7z a -t7z -m0=lzma -mx=9 -mfb=64 -md=32m -ms=on archive.7z dir1

adds all files from directory "dir1" to archive archive.7z using "ultras ettings"

other formats supported are: zip, gzip, bzip2 or tar. for this just replace 7z after -t.
--source man 7z

NOTE: don't use this command to backup your system files except personal files because the 7z format doesn't store filesystem permissions.

share|improve this answer
The question was about xz, not about 7z, even though they both use LZMA compression. – Amedee Van Gasse Jul 22 '15 at 7:57

If you have 16 GiB of RAM (and nothing else running), you can try:

tar -cf - foo/ | xz --lzma2=dict=1536Mi,nice=273 -c - > foo.tar.xz 

This will need 1.5 GiB for decompression, and about 11x that for compression. Adjust accordingly for lesser amounts of memory.

This will only help if the data is actually that big, and in any case it won't help THAT much, but still...

If you're compressing binaries, add --x86 as the first xz option. If you're playing with "multimedia" files (uncompressed audio or bitmaps), you can try with --delta=dist=2 (experiment with value, good values to try are 1..4).

If you're feeling very adventurous, you can try playing with more LZMA options, like


(these are the default settings, you can try values between 0 and 4, and lc+lp must not exceed 4)
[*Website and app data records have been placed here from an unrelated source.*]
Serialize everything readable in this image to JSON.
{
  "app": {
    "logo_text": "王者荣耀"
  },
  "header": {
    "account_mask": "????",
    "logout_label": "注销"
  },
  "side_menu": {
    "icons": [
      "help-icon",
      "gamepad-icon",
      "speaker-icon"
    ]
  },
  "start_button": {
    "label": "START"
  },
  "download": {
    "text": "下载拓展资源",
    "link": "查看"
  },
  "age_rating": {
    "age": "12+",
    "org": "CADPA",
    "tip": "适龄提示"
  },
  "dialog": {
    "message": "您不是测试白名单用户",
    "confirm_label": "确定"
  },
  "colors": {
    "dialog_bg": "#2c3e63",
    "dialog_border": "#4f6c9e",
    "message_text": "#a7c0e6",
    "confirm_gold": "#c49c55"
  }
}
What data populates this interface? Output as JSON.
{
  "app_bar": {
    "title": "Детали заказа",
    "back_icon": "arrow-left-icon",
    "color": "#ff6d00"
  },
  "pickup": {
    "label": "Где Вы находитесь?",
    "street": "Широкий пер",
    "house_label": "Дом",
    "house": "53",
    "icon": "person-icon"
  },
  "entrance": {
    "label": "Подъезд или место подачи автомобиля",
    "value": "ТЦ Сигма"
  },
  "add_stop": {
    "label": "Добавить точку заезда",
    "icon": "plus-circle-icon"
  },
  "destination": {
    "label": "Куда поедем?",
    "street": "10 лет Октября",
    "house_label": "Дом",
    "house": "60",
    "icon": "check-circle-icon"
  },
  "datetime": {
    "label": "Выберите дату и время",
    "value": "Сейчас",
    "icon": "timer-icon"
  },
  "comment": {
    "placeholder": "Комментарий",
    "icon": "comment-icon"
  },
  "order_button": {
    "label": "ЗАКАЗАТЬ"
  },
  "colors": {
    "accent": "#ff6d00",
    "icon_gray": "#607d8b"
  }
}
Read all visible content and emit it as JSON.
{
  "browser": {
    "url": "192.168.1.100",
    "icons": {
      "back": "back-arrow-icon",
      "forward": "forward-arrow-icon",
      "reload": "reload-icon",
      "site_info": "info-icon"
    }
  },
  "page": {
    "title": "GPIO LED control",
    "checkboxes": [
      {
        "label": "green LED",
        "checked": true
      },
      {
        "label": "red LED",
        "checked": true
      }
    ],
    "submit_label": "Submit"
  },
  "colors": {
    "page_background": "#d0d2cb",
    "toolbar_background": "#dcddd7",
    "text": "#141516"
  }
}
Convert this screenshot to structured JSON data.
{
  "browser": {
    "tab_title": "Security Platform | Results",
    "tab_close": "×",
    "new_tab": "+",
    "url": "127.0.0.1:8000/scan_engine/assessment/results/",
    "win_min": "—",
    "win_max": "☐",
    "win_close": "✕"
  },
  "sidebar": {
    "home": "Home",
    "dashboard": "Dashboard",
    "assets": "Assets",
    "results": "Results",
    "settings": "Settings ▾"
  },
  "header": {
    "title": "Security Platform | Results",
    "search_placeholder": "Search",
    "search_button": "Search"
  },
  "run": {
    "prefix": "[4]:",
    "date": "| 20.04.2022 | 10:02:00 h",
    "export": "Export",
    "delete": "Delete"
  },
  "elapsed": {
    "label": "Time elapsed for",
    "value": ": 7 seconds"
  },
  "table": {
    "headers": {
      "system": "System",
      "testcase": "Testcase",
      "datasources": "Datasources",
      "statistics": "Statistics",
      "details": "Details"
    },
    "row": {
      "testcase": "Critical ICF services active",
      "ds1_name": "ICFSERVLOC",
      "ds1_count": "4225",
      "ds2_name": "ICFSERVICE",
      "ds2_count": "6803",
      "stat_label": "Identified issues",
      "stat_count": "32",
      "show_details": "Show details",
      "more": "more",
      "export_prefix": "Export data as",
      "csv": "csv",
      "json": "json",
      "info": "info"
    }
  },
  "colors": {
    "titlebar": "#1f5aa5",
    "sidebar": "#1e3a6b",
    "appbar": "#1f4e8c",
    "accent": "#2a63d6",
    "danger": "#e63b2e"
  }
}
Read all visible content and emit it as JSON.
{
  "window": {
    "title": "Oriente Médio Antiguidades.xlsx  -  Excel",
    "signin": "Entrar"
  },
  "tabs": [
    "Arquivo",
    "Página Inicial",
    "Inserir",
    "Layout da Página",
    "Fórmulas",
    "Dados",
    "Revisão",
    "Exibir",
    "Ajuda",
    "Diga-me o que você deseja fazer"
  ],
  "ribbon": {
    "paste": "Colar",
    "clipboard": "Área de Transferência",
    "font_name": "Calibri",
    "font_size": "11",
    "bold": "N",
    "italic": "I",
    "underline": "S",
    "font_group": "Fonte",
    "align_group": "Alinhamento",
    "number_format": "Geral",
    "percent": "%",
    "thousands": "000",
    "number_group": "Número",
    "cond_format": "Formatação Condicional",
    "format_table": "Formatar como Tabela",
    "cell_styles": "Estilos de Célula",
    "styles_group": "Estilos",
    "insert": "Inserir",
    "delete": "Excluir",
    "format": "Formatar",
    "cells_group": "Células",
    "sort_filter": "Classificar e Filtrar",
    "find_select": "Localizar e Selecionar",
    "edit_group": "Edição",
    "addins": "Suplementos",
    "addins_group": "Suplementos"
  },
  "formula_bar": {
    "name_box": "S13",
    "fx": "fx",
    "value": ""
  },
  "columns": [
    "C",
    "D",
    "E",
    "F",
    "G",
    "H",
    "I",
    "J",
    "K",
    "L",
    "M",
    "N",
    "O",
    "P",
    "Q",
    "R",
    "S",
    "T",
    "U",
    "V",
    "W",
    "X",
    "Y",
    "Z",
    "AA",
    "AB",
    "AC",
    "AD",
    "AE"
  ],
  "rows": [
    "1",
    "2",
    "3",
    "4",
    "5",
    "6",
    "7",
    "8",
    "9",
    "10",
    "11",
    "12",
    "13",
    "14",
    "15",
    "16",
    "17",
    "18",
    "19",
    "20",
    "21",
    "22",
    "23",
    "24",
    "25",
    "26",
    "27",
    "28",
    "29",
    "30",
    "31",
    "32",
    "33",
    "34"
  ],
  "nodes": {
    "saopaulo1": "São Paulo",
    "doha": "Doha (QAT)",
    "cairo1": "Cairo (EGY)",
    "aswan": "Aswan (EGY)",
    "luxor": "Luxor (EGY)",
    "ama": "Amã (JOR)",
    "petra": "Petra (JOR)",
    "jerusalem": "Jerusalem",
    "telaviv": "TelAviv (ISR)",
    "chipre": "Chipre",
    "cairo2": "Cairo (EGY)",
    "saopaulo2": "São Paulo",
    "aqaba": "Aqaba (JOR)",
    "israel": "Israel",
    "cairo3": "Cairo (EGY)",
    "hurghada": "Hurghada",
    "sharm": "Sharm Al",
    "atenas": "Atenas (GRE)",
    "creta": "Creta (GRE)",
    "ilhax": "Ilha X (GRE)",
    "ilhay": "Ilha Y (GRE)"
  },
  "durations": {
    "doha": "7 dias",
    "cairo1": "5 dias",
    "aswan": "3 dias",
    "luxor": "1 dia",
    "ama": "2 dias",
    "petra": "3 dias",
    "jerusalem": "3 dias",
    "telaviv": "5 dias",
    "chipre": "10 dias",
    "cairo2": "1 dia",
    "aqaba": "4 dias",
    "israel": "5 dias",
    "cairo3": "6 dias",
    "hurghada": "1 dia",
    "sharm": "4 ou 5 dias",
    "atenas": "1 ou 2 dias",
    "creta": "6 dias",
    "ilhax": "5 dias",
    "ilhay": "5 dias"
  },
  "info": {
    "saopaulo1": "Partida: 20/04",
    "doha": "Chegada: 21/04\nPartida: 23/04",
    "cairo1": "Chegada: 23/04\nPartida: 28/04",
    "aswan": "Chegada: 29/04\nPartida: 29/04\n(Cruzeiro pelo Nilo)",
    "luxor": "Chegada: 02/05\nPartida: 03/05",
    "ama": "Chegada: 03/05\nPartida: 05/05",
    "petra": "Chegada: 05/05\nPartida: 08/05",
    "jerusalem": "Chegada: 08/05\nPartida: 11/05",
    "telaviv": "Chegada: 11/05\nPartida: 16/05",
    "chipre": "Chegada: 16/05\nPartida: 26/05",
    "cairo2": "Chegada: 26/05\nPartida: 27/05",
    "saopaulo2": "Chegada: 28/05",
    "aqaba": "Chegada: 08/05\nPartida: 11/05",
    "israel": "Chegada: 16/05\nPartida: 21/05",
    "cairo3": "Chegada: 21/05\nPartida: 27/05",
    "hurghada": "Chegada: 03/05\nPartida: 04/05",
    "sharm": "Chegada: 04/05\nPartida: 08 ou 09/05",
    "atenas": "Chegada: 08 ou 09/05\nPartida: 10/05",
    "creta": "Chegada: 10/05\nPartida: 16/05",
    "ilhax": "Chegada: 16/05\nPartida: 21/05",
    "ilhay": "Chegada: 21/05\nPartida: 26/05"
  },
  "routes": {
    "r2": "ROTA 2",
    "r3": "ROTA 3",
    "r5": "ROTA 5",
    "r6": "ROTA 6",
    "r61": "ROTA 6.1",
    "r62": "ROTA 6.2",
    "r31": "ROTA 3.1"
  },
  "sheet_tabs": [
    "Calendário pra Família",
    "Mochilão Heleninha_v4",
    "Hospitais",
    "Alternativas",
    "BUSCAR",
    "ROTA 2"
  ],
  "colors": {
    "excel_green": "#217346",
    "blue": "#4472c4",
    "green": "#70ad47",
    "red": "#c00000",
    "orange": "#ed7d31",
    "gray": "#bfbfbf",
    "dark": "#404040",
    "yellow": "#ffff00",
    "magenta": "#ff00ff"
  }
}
In order to see how the default presets map to these values, you can check the source file src/liblzma/lzma/lzma_encoder_presets.c. Nothing of much interest there though (-e sets the nice length to 273 and also adjusts the depth).

share|improve this answer

tar command uses J flag for xz files. An example:

tar -cJvf foo.tar.xz foo/

share|improve this answer
The J was already mentioned in bdowning's answer – Anthon Jan 8 '14 at 22:58

Your Answer


By posting your answer, you agree to the privacy policy and terms of service.

Not the answer you're looking for? Browse other questions tagged or ask your own question.